(Task input Opens)

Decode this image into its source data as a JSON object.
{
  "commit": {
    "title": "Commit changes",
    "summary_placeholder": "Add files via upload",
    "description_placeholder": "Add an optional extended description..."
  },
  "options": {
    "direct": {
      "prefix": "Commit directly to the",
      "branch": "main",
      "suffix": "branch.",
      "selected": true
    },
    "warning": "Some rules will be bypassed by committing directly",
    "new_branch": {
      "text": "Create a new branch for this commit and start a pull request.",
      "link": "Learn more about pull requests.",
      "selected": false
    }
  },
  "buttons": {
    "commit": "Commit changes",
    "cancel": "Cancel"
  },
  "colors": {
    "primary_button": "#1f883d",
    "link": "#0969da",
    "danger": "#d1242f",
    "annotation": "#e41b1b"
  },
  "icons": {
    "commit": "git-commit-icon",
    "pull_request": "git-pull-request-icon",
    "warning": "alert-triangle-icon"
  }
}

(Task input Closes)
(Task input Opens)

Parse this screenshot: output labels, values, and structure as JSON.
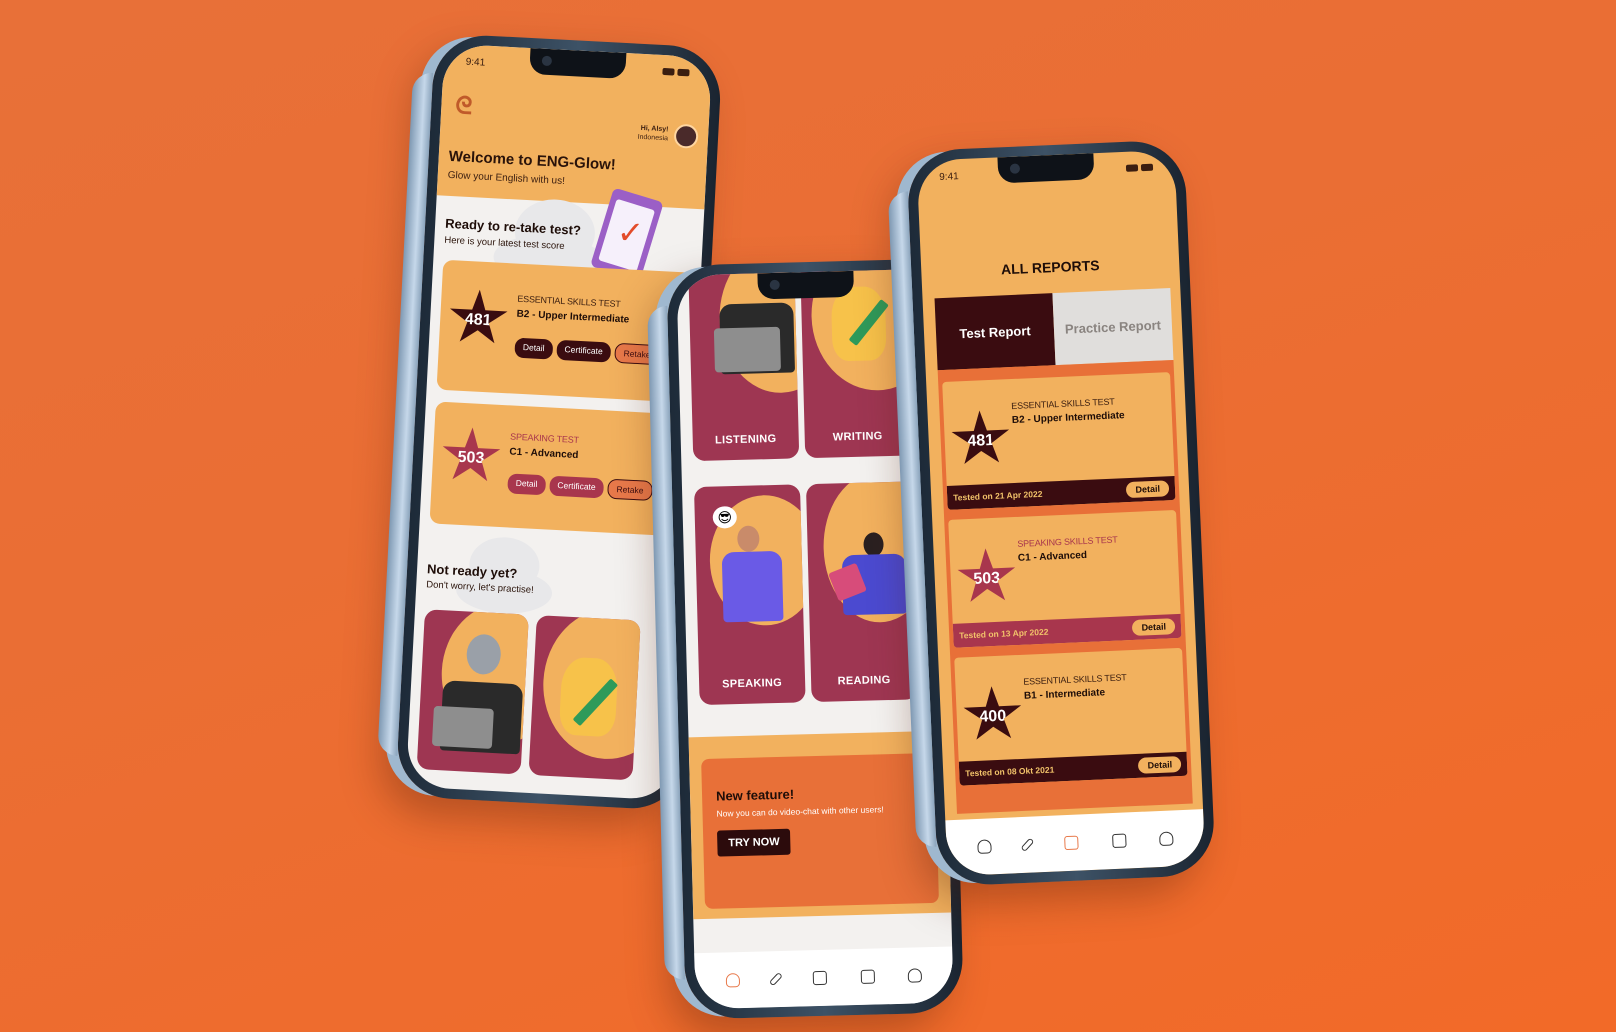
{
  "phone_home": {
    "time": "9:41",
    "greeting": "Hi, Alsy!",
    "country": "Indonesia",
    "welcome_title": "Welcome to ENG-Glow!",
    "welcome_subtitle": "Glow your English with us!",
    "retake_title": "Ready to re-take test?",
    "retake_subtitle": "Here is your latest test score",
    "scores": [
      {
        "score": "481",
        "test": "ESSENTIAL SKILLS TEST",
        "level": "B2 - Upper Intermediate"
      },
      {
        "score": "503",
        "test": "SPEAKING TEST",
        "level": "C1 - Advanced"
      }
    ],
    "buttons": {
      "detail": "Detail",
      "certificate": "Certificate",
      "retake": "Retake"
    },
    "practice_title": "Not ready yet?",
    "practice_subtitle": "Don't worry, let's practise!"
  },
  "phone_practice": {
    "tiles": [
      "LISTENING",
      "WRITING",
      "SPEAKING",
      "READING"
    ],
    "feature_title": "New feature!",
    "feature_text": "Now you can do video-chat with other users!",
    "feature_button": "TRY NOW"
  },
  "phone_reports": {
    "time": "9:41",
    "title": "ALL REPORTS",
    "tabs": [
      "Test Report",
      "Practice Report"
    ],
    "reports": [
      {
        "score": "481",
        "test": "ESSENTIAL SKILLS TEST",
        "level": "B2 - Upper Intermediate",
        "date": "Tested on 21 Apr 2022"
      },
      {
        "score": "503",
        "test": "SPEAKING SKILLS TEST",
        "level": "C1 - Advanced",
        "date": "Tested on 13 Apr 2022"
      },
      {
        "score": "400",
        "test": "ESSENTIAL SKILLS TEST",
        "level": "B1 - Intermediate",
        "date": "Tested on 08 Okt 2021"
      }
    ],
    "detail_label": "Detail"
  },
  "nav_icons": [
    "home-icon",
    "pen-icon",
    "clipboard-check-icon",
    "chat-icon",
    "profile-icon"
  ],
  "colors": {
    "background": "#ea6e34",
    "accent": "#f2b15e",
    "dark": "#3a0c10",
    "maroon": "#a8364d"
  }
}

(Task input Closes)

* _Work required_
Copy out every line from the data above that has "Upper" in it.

* _Written answer_
        "level": "B2 - Upper Intermediate"
        "level": "B2 - Upper Intermediate",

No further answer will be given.